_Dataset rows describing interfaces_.

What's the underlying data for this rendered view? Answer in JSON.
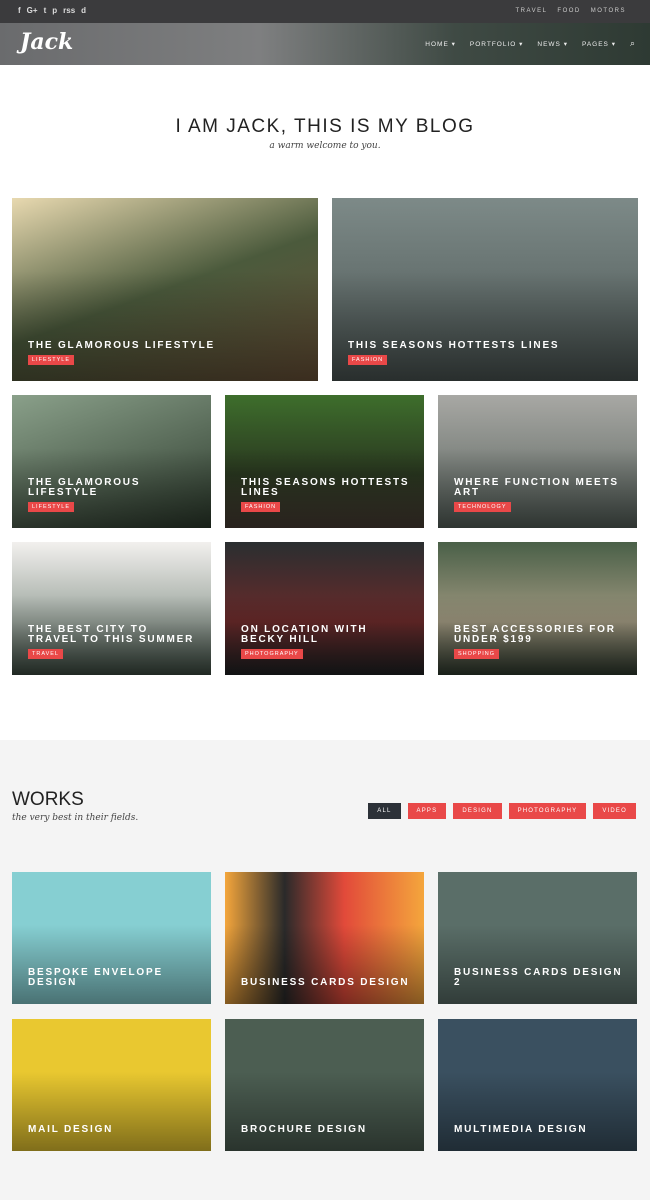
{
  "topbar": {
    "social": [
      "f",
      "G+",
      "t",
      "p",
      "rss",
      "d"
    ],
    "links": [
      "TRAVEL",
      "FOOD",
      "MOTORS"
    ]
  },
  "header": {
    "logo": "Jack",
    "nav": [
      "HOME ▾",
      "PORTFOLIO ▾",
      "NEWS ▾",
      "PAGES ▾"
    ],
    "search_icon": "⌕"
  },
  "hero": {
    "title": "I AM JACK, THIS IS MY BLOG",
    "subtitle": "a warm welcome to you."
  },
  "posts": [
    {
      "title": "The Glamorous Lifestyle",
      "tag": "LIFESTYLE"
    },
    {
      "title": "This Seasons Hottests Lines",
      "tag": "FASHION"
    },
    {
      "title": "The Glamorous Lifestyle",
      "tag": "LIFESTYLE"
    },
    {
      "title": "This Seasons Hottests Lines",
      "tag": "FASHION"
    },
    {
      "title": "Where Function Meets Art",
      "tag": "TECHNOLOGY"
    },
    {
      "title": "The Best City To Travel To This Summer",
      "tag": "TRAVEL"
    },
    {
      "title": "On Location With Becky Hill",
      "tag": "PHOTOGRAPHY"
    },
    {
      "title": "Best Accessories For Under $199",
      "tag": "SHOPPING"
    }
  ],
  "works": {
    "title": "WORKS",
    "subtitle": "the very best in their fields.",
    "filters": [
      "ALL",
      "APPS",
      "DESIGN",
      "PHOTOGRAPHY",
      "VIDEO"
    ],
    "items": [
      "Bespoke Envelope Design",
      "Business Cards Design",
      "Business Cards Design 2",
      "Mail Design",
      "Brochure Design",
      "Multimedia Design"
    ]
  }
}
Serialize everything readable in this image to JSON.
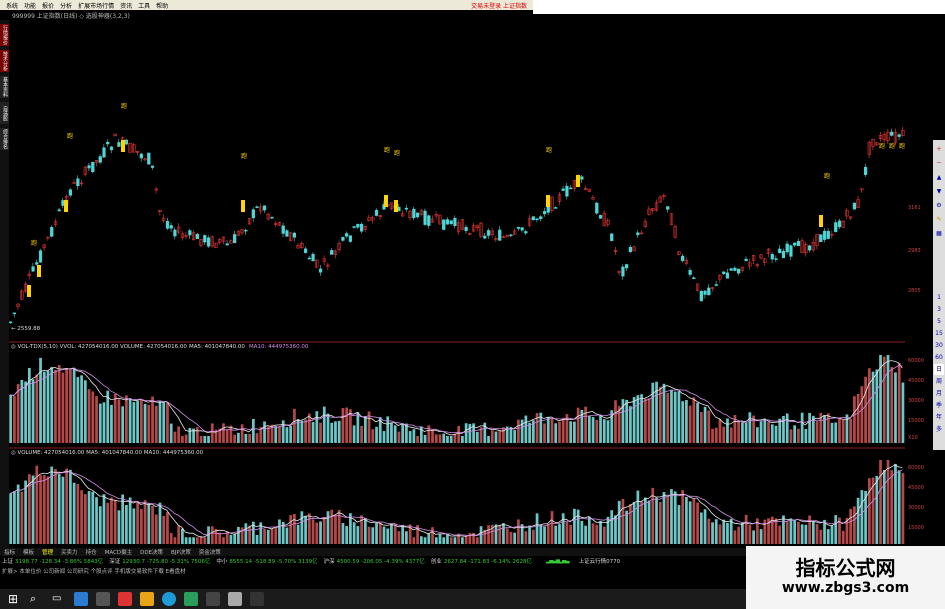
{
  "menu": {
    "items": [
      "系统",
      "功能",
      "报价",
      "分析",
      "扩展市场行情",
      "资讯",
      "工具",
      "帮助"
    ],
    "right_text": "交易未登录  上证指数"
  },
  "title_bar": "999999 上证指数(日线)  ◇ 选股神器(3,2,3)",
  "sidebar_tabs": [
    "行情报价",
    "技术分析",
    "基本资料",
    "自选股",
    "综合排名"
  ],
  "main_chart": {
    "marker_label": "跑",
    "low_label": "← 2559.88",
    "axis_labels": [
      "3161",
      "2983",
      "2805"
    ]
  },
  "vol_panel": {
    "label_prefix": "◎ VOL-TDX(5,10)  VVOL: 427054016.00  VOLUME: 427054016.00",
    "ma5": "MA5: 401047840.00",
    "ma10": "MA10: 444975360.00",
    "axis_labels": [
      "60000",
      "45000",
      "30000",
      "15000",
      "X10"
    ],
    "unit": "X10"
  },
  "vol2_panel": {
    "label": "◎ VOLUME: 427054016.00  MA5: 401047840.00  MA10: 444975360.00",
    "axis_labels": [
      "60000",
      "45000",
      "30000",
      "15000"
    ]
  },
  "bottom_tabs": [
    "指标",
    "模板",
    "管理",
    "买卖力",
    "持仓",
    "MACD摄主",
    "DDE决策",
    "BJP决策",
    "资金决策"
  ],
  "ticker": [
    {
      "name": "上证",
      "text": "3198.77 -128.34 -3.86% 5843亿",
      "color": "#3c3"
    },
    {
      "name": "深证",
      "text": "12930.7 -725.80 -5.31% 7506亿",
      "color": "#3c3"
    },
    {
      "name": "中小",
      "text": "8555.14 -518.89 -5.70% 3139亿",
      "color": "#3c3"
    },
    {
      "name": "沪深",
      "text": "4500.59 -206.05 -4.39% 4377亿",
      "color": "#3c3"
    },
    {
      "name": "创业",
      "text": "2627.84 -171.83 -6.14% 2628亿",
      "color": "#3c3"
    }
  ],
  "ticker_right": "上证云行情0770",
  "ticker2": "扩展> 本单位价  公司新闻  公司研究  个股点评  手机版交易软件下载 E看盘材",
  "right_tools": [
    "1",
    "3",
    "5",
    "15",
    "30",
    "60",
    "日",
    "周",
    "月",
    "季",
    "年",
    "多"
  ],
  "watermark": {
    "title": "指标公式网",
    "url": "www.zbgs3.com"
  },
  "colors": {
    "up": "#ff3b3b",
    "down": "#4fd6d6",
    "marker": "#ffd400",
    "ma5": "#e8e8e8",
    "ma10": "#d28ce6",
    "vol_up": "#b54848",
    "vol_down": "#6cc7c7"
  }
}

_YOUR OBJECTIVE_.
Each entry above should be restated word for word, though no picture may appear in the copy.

_OUTPUT OF THE TASK_.
What's the underlying data for this rendered view? Answer in JSON.
{
  "topbar": {
    "social": [
      "f",
      "G+",
      "t",
      "p",
      "rss",
      "d"
    ],
    "links": [
      "TRAVEL",
      "FOOD",
      "MOTORS"
    ]
  },
  "header": {
    "logo": "Jack",
    "nav": [
      "HOME ▾",
      "PORTFOLIO ▾",
      "NEWS ▾",
      "PAGES ▾"
    ],
    "search_icon": "⌕"
  },
  "hero": {
    "title": "I AM JACK, THIS IS MY BLOG",
    "subtitle": "a warm welcome to you."
  },
  "posts": [
    {
      "title": "The Glamorous Lifestyle",
      "tag": "LIFESTYLE"
    },
    {
      "title": "This Seasons Hottests Lines",
      "tag": "FASHION"
    },
    {
      "title": "The Glamorous Lifestyle",
      "tag": "LIFESTYLE"
    },
    {
      "title": "This Seasons Hottests Lines",
      "tag": "FASHION"
    },
    {
      "title": "Where Function Meets Art",
      "tag": "TECHNOLOGY"
    },
    {
      "title": "The Best City To Travel To This Summer",
      "tag": "TRAVEL"
    },
    {
      "title": "On Location With Becky Hill",
      "tag": "PHOTOGRAPHY"
    },
    {
      "title": "Best Accessories For Under $199",
      "tag": "SHOPPING"
    }
  ],
  "works": {
    "title": "WORKS",
    "subtitle": "the very best in their fields.",
    "filters": [
      "ALL",
      "APPS",
      "DESIGN",
      "PHOTOGRAPHY",
      "VIDEO"
    ],
    "items": [
      "Bespoke Envelope Design",
      "Business Cards Design",
      "Business Cards Design 2",
      "Mail Design",
      "Brochure Design",
      "Multimedia Design"
    ]
  }
}
Serialize everything readable in this image to JSON.
{
  "menu": {
    "items": [
      "系统",
      "功能",
      "报价",
      "分析",
      "扩展市场行情",
      "资讯",
      "工具",
      "帮助"
    ],
    "right_text": "交易未登录  上证指数"
  },
  "title_bar": "999999 上证指数(日线)  ◇ 选股神器(3,2,3)",
  "sidebar_tabs": [
    "行情报价",
    "技术分析",
    "基本资料",
    "自选股",
    "综合排名"
  ],
  "main_chart": {
    "marker_label": "跑",
    "low_label": "← 2559.88",
    "axis_labels": [
      "3161",
      "2983",
      "2805"
    ]
  },
  "vol_panel": {
    "label_prefix": "◎ VOL-TDX(5,10)  VVOL: 427054016.00  VOLUME: 427054016.00",
    "ma5": "MA5: 401047840.00",
    "ma10": "MA10: 444975360.00",
    "axis_labels": [
      "60000",
      "45000",
      "30000",
      "15000",
      "X10"
    ],
    "unit": "X10"
  },
  "vol2_panel": {
    "label": "◎ VOLUME: 427054016.00  MA5: 401047840.00  MA10: 444975360.00",
    "axis_labels": [
      "60000",
      "45000",
      "30000",
      "15000"
    ]
  },
  "bottom_tabs": [
    "指标",
    "模板",
    "管理",
    "买卖力",
    "持仓",
    "MACD摄主",
    "DDE决策",
    "BJP决策",
    "资金决策"
  ],
  "ticker": [
    {
      "name": "上证",
      "text": "3198.77 -128.34 -3.86% 5843亿",
      "color": "#3c3"
    },
    {
      "name": "深证",
      "text": "12930.7 -725.80 -5.31% 7506亿",
      "color": "#3c3"
    },
    {
      "name": "中小",
      "text": "8555.14 -518.89 -5.70% 3139亿",
      "color": "#3c3"
    },
    {
      "name": "沪深",
      "text": "4500.59 -206.05 -4.39% 4377亿",
      "color": "#3c3"
    },
    {
      "name": "创业",
      "text": "2627.84 -171.83 -6.14% 2628亿",
      "color": "#3c3"
    }
  ],
  "ticker_right": "上证云行情0770",
  "ticker2": "扩展> 本单位价  公司新闻  公司研究  个股点评  手机版交易软件下载 E看盘材",
  "right_tools": [
    "1",
    "3",
    "5",
    "15",
    "30",
    "60",
    "日",
    "周",
    "月",
    "季",
    "年",
    "多"
  ],
  "watermark": {
    "title": "指标公式网",
    "url": "www.zbgs3.com"
  },
  "colors": {
    "up": "#ff3b3b",
    "down": "#4fd6d6",
    "marker": "#ffd400",
    "ma5": "#e8e8e8",
    "ma10": "#d28ce6",
    "vol_up": "#b54848",
    "vol_down": "#6cc7c7"
  }
}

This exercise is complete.